ABOUT THIS EXERCISE –
Copy every line below that has the word "title" in it.

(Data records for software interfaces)
=== Begin Enclosure ===

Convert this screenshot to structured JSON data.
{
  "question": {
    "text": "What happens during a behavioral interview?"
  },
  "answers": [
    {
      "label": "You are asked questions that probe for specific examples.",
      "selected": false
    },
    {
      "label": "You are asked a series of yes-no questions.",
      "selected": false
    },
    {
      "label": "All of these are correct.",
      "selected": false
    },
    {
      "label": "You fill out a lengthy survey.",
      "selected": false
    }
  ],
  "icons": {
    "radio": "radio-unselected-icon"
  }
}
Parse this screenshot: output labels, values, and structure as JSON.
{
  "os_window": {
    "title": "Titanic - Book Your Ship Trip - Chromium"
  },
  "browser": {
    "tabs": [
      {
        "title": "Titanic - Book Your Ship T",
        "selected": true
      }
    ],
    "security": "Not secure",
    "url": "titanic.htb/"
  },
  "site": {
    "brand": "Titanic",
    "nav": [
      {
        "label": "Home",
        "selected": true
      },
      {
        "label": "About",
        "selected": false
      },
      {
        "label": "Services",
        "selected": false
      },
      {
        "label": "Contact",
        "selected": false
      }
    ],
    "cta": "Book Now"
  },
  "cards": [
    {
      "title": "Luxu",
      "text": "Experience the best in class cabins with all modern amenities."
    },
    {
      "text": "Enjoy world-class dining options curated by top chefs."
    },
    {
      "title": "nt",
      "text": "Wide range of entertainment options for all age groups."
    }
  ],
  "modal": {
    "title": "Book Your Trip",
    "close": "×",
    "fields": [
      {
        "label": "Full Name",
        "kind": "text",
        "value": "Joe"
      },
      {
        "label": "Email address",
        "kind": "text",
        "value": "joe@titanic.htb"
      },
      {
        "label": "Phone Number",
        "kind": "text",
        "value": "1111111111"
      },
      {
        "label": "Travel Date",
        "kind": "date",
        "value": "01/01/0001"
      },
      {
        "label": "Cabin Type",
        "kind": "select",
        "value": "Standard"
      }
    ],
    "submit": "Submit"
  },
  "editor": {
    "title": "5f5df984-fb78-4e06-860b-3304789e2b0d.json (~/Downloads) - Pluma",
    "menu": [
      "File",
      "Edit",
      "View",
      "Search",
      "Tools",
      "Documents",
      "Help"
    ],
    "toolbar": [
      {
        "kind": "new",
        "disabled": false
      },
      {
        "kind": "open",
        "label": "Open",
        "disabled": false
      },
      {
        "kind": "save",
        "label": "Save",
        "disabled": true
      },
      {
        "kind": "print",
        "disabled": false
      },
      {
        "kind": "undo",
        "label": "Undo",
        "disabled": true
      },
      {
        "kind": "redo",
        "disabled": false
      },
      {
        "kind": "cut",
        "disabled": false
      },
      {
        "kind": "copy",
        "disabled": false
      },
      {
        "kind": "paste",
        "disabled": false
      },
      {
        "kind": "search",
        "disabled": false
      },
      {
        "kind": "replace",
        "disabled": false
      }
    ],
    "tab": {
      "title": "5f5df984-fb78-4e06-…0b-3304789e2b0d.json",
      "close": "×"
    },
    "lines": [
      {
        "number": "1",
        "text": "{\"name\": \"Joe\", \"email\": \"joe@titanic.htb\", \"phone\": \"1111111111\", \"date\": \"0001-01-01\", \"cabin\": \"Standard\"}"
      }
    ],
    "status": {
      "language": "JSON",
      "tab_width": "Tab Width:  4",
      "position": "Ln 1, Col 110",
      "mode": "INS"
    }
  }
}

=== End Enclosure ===

REPLY –
    "title": "Titanic - Book Your Ship Trip - Chromium"
        "title": "Titanic - Book Your Ship T",
      "title": "Luxu",
      "title": "nt",
    "title": "Book Your Trip",
    "title": "5f5df984-fb78-4e06-860b-3304789e2b0d.json (~/Downloads) - Pluma",
      "title": "5f5df984-fb78-4e06-…0b-3304789e2b0d.json",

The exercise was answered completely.